Diesel exhaust and the components that comprise it are responsible for a range of serious adverse health effects. The fine particles emitted by diesel vehicles can contribute to mutation in cells that can result in cancer. Exposure to diesel exhaust can also contribute to premature death, particularly in people with heart and lung disease, and cause, among other things, reduced lung function, making normal breathing difficult; irritated airways, resulting in coughing, a scratchy or sore throat and shortness of breath; increased frequency of asthma attacks and aggravation of asthma and other chronic lung diseases such as emphysema and bronchitis; and increased susceptibility to respiratory infection. In addition, it can lead to more frequent doctor and emergency room visits, increased hospital admissions and lost work or school days. People with lung or respiratory diseases, children, older adults and people who are active outdoors may be especially susceptible to the ill effects of smog.
Historically, emission standards for diesel engines and vehicles have lagged behind those for gasoline engines and vehicles and were not truly a viable option until 2006 when ultra-low-sulfur diesel fuel became widely available. In 2000, EPA adopted a comprehensive national program to both regulate onroad heavy-duty diesel vehicles and their fuel, beginning with model year 2007. This rule reduced emissions from onroad heavy-duty diesel vehicles by 90 percent. In 2011, EPA and the U.S. Department of Transportation (DOT) collaborated on the first-ever regulations to reduce greenhouse gas emissions from and increase the fuel economy of medium- and heavy-duty trucks and buses.
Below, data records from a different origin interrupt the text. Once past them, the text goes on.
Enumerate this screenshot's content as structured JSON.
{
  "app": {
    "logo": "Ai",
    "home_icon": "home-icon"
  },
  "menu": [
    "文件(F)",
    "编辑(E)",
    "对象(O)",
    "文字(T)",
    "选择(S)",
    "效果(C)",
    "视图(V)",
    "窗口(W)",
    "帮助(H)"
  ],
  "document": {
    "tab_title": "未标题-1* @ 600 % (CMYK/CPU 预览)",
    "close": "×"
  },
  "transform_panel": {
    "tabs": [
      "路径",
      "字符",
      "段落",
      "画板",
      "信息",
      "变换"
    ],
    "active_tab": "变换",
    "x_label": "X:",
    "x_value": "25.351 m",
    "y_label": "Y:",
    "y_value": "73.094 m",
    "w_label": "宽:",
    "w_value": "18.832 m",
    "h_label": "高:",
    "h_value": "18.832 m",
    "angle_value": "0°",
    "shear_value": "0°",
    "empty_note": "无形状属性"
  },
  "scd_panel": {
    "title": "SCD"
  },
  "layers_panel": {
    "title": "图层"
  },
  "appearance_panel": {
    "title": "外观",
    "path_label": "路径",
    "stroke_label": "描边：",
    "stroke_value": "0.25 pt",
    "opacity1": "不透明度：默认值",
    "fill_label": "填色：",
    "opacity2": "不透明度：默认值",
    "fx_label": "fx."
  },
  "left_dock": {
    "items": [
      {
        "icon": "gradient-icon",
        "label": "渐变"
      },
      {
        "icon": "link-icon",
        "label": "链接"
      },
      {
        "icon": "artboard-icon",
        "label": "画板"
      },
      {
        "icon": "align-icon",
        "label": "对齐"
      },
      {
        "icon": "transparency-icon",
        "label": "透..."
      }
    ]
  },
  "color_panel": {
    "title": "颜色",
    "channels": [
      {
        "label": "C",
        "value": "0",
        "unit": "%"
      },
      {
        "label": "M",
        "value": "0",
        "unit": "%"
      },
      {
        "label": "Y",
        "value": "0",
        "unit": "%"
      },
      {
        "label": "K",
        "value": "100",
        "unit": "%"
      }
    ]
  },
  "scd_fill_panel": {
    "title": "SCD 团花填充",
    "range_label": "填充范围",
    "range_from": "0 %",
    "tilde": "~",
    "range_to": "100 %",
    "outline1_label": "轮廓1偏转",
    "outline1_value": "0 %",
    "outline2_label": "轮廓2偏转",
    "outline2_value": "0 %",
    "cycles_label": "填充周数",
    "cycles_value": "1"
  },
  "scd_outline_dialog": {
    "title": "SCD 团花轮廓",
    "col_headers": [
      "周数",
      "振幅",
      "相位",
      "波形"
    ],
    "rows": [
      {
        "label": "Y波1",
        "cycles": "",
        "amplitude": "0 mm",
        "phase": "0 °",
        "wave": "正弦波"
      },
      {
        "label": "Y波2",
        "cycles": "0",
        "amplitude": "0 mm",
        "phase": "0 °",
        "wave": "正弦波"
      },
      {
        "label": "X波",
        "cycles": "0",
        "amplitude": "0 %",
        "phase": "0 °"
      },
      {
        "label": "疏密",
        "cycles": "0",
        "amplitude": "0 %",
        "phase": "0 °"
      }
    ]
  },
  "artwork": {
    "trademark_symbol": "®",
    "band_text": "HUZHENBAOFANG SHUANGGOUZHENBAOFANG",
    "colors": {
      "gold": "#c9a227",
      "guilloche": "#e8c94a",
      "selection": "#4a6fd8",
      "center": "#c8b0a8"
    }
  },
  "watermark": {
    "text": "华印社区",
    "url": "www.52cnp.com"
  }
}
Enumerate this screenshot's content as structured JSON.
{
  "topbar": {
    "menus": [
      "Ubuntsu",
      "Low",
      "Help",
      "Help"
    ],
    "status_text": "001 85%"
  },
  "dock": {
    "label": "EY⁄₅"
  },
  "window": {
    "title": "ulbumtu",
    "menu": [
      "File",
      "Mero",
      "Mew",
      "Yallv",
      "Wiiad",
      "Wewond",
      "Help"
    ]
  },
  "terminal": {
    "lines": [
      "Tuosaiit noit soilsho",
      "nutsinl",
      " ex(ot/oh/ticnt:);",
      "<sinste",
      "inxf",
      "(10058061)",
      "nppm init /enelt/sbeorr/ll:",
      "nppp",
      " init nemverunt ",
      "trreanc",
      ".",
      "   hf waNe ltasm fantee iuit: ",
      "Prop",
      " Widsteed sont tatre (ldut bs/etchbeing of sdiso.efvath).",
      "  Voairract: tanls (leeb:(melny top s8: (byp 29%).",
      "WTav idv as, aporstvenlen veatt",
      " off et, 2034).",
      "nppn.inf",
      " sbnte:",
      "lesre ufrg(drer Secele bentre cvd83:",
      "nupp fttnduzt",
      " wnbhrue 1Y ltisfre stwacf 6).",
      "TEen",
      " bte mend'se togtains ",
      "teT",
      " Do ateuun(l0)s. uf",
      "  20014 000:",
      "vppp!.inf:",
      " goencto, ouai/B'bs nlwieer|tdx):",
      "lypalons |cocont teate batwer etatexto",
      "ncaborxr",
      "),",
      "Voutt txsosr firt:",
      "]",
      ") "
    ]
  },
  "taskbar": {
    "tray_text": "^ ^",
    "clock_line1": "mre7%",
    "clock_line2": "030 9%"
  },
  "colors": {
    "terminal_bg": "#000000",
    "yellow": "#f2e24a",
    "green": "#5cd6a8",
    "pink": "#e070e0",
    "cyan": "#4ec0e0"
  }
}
This federal program applies to tractor-trailer combination trucks, heavy-duty pickup trucks and vans, buses and refuse and utility trucks beginning with the 2014 model year. EPA estimates it will reduce carbon dioxide by about 270 million metric tons and save about 530 million barrels of oil over the life of model year 2014 through 2018 vehicles. In February 2014, President Obama directed EPA and DOT “to explore further opportunities for fuel consumption and emissions reductions beyond the model year 2018 timeframe” and to develop and issue, by March 2016, the next phase of fuel efficiency and GHG emission standards for medium- and heavy-duty vehicles. EPA and DOT's National Highway Traffic Safety Administration (NHTSA) issued a joint proposal, Greenhouse Gas and Fuel Efficiency Standards for Medium- and Heavy-Duty Engines and Vehicles - Phase 2, on July 13, 2015. Public hearings on this proposal were held on August 5, 11 and 18, 2015; public comments were accepted through September 2015. EPA and NHTSA also issued a Notice of Data Availability (NODA) related to the Phase 2 rule on March 2, 2016 and accepted public comments until April 1, 2016.
It is significant to note that, with good maintenance and engine rebuilding, many diesel engines last up to one million miles allowing older, dirtier engines to remain on the road for 15 to 30 more years. Therefore, various policies and practices have been put in place to ensure that diesel engines currently in use are maintained at the lowest emission levels possible and do not emit excessive smoke. Such programs include ones to retrofit diesel engines with emission control devices (e.g., diesel oxidation catalysts, diesel particulate filters and selective catalytic reduction), reduce diesel engine idling and require compliance with opacity limits.